→ EXTRACTED INFORMATION:
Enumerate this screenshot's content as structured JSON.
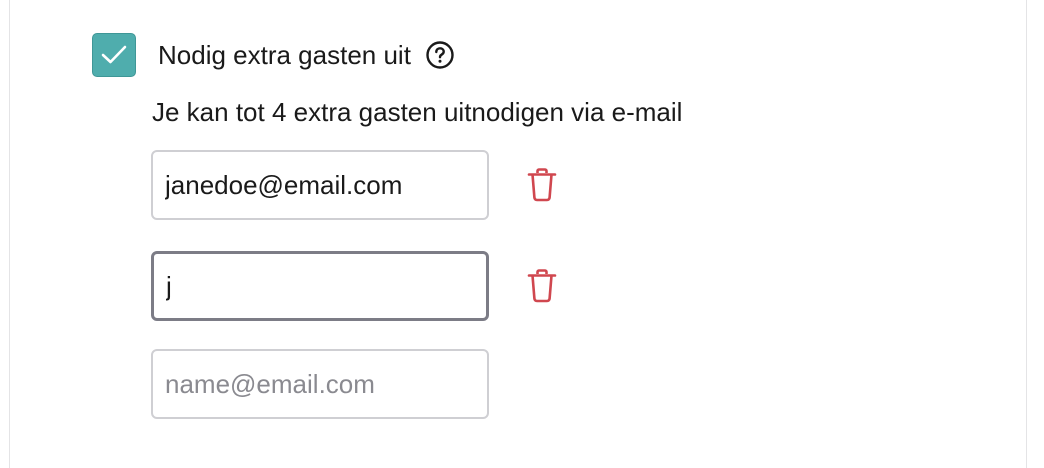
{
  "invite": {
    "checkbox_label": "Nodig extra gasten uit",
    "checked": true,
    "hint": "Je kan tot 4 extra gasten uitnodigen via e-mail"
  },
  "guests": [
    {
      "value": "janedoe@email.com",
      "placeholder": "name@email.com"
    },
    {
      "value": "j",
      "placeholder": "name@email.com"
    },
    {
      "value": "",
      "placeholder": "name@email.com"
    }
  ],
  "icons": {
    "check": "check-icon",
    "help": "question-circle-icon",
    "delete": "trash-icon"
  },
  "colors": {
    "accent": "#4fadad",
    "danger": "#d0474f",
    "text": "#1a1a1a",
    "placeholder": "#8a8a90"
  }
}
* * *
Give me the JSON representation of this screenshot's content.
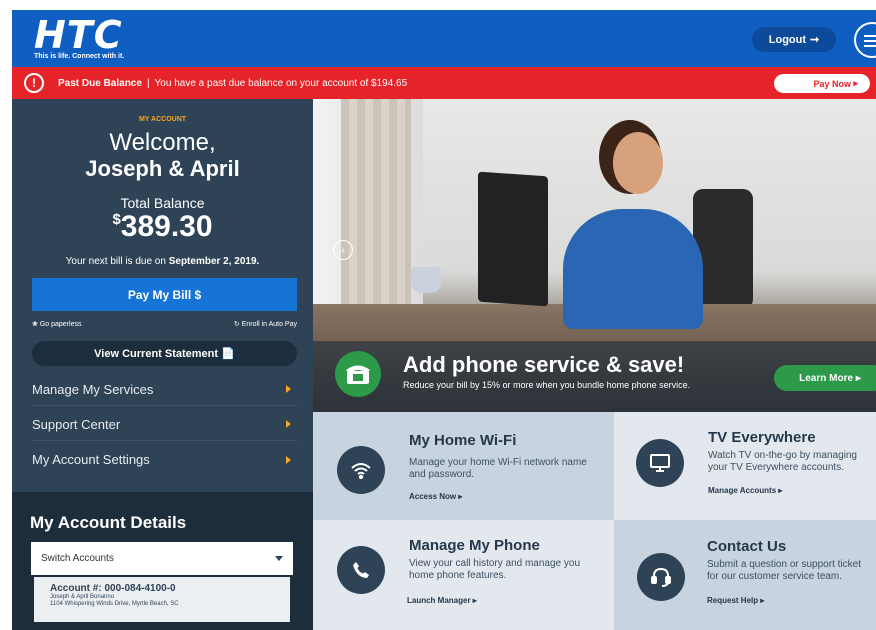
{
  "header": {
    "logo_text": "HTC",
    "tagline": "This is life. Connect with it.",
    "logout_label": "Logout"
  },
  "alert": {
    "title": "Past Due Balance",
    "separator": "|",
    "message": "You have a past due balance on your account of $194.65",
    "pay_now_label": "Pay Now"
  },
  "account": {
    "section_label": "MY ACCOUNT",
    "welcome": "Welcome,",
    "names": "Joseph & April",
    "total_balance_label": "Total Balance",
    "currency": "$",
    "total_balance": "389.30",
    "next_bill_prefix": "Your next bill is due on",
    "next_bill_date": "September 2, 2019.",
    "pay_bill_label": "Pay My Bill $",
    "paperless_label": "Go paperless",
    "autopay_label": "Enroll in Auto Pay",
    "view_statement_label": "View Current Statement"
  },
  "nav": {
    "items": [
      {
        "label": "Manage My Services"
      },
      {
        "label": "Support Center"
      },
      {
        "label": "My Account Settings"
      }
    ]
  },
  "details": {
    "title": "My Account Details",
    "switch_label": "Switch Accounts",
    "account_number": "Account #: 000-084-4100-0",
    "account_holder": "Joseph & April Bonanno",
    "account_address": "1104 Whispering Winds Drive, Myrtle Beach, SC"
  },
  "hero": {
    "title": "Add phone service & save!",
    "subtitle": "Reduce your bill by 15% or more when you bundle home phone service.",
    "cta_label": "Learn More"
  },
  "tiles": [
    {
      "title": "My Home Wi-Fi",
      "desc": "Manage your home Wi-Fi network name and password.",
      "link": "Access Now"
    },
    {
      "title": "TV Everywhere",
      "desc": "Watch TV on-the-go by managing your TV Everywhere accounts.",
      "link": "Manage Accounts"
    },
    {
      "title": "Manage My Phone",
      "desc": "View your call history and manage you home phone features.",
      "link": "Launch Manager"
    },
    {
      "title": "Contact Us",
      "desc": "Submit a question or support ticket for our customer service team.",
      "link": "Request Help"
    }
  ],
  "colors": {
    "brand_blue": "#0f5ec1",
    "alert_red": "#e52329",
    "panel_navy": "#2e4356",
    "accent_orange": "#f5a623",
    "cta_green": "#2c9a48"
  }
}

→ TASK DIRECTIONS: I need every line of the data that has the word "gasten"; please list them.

→ RESPONSE BELOW:
    "checkbox_label": "Nodig extra gasten uit",
    "hint": "Je kan tot 4 extra gasten uitnodigen via e-mail"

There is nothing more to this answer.